Last Word – What We Think
Developed by Lannie Neely III (perhaps best known for his work on the award-winning To the Moon) and winner of several awards—Second Place and Judges’ Choice—at the 2014 Indie Game Maker Contest, Last Word is an adventure/RPG hybrid with a unique combat conceit. Set entirely within an Edwardian, slightly steampunk-ish dinner party, the game creates an entire battle system out of witty conversation.
Much of the game’s charm comes from its characters and setting. Despite the painful puns of its character names (Whitty Gawship, Seymore Saymore), Last Word goes for cleverness rather than broad humor, and that extends to nearly every element, from optional achievements gained by tasting various wines to Harper, the posh-looking house cat that fills the position occupied by the shopkeeper in conventional fantasy RPGs.
The sound design is also top-notch; instead of voice acting, each character’s text dialogue is accompanied by a series of unique grunts, sighs and harrumphs.

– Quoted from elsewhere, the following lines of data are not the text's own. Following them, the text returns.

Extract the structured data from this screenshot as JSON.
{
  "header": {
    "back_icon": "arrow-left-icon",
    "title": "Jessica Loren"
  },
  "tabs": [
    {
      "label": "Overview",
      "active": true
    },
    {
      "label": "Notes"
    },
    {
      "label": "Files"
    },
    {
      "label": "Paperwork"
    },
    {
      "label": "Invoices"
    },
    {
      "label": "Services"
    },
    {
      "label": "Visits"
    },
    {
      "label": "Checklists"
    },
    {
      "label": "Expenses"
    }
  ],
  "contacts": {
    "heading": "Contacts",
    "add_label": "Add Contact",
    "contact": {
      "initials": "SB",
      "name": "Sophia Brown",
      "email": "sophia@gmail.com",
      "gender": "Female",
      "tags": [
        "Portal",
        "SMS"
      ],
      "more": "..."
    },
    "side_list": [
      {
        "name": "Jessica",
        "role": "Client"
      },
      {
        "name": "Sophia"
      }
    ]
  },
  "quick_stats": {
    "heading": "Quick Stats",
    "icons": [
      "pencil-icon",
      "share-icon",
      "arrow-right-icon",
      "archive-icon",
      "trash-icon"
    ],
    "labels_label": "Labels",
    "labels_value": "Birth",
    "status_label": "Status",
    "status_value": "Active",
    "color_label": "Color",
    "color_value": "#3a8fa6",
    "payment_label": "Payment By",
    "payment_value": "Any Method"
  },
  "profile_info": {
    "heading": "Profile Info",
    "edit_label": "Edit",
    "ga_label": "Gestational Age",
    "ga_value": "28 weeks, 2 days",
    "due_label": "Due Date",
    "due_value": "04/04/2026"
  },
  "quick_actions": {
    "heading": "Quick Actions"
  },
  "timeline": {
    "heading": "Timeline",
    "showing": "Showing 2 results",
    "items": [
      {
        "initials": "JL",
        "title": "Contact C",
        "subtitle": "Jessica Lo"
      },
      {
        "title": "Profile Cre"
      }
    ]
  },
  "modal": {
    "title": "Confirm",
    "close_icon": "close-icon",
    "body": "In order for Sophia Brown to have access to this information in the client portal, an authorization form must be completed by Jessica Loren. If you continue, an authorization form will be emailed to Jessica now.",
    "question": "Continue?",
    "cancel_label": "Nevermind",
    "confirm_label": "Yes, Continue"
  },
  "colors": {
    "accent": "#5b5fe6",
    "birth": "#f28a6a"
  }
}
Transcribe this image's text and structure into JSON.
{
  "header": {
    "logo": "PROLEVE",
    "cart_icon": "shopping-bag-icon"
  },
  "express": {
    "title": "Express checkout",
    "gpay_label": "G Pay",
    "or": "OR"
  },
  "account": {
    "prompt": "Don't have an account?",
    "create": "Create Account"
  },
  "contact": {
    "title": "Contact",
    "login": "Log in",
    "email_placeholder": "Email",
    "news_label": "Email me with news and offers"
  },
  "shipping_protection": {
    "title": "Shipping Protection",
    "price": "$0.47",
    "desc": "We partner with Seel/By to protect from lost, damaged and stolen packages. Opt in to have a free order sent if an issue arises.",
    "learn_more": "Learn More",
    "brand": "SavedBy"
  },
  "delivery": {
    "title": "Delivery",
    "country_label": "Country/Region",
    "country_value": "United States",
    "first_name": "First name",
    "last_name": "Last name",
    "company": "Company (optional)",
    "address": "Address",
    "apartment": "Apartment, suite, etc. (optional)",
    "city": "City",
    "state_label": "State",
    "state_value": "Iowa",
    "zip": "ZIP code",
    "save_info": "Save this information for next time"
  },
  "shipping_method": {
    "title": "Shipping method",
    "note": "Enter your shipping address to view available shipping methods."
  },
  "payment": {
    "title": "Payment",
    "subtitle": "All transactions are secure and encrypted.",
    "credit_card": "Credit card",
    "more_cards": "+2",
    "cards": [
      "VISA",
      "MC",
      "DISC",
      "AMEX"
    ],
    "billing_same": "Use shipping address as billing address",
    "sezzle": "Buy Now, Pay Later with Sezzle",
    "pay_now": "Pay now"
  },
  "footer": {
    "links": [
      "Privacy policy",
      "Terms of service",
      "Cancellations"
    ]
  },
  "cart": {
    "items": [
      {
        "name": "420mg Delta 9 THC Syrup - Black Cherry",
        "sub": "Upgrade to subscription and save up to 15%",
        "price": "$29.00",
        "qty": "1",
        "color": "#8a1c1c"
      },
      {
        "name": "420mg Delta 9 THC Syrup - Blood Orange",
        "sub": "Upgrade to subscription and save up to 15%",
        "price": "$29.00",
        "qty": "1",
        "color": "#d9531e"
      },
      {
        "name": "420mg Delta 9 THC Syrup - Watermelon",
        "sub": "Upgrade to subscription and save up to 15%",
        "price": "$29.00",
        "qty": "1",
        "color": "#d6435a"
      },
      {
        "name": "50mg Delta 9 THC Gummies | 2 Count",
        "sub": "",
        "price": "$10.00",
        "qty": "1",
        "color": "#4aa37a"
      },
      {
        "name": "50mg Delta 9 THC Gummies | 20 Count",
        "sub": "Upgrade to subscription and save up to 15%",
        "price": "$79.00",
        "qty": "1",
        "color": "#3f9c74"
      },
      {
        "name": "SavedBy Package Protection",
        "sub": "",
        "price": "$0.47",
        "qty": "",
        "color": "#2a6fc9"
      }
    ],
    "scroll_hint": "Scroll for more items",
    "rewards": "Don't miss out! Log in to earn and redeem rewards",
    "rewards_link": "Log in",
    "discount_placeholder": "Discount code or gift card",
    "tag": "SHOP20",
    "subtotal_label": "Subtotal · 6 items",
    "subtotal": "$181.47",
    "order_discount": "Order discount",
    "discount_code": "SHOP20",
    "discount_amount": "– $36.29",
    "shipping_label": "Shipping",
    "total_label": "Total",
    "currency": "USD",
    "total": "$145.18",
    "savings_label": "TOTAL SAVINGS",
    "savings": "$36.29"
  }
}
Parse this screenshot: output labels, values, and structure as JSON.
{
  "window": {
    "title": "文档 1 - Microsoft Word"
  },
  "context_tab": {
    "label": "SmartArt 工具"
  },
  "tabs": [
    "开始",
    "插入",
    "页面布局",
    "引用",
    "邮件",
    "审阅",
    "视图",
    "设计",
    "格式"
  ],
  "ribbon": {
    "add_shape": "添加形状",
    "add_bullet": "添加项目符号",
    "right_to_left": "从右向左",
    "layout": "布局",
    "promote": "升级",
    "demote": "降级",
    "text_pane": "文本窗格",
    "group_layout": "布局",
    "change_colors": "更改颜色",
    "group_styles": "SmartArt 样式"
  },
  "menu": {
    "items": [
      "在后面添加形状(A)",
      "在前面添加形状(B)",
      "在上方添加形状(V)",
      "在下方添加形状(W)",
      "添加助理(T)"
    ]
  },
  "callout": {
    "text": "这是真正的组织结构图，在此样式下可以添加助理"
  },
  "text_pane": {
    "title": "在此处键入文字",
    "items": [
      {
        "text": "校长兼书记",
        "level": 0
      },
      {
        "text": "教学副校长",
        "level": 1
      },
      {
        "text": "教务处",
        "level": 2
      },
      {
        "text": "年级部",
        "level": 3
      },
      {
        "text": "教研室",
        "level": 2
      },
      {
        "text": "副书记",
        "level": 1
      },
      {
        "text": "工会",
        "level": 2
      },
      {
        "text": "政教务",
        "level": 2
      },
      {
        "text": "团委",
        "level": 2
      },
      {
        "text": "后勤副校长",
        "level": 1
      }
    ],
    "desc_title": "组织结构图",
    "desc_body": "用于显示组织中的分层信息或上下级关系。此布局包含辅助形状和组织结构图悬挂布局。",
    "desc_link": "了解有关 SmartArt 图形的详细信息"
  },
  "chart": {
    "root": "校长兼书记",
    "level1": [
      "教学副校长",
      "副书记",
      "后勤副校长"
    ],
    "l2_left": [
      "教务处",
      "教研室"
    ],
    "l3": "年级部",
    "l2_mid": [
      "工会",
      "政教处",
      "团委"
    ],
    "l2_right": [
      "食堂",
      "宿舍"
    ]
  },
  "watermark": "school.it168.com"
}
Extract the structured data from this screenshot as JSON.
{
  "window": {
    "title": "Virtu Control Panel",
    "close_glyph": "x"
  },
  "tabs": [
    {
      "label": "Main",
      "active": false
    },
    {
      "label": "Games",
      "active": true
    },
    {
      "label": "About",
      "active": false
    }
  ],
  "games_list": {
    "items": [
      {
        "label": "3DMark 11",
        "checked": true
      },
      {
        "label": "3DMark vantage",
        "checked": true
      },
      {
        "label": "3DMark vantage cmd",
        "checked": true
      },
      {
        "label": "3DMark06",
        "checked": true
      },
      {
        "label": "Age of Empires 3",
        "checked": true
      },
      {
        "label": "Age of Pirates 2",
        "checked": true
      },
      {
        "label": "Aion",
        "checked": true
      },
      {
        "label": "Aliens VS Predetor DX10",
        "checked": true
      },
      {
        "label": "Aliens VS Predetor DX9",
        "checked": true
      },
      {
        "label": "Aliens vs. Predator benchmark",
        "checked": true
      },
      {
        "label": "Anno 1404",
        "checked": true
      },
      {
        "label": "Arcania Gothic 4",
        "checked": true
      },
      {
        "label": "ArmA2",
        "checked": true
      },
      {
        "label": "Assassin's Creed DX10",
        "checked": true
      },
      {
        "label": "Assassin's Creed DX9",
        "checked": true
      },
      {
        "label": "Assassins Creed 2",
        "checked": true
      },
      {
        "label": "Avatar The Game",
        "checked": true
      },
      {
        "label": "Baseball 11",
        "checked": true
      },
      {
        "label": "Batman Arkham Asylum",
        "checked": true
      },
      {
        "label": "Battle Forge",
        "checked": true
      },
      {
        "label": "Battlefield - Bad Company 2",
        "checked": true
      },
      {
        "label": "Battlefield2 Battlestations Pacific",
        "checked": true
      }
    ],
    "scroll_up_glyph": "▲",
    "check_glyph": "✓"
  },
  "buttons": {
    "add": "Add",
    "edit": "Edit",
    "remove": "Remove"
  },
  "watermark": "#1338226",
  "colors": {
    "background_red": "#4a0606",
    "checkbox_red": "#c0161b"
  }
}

Wars of Words
The combat system is Last Word’s claim to fame, and it really is a smart way to model repartee; your character’s standing within a given conversation (or combat instance) is indicated on a sort of peg board, and you and your foe take turns lobbing phrases at each other. Attacks depend on two different factors—Power and Tact—and three different approaches, each with three separate tones, can be used to move your peg across the board and build up your Power and Tact.
Additional modifiers include your Composure—the more of that you lose, the more devastating your opponent’s attacks—and various skills that can be purchased and equipped. It’s a very well thought-out system, and goes a lot further than simply taking typical JRPG mechanics and renaming them after elements of speech.
You Can Say That Again…and Again
Smart as it is, though, the combat can sometimes get in the way of enjoying the game itself. There are mandatory “fights” that are required to progress through each level, but if you haven’t been grinding regularly, you might find yourself stuck for a long while trying to level up enough to hold your own against a “boss.” If you’re more interested in simply moving the story along and learning more about the characters, the switch to repetitive combat can feel jarring.
That minor quibble aside, Last Word is a surprisingly deep little game with a rich back story and a lot of subtle humor. It’s also perhaps the first game to employ wine labels and bow ties as indicators of character progress.
Watch the trailer for Last Word below: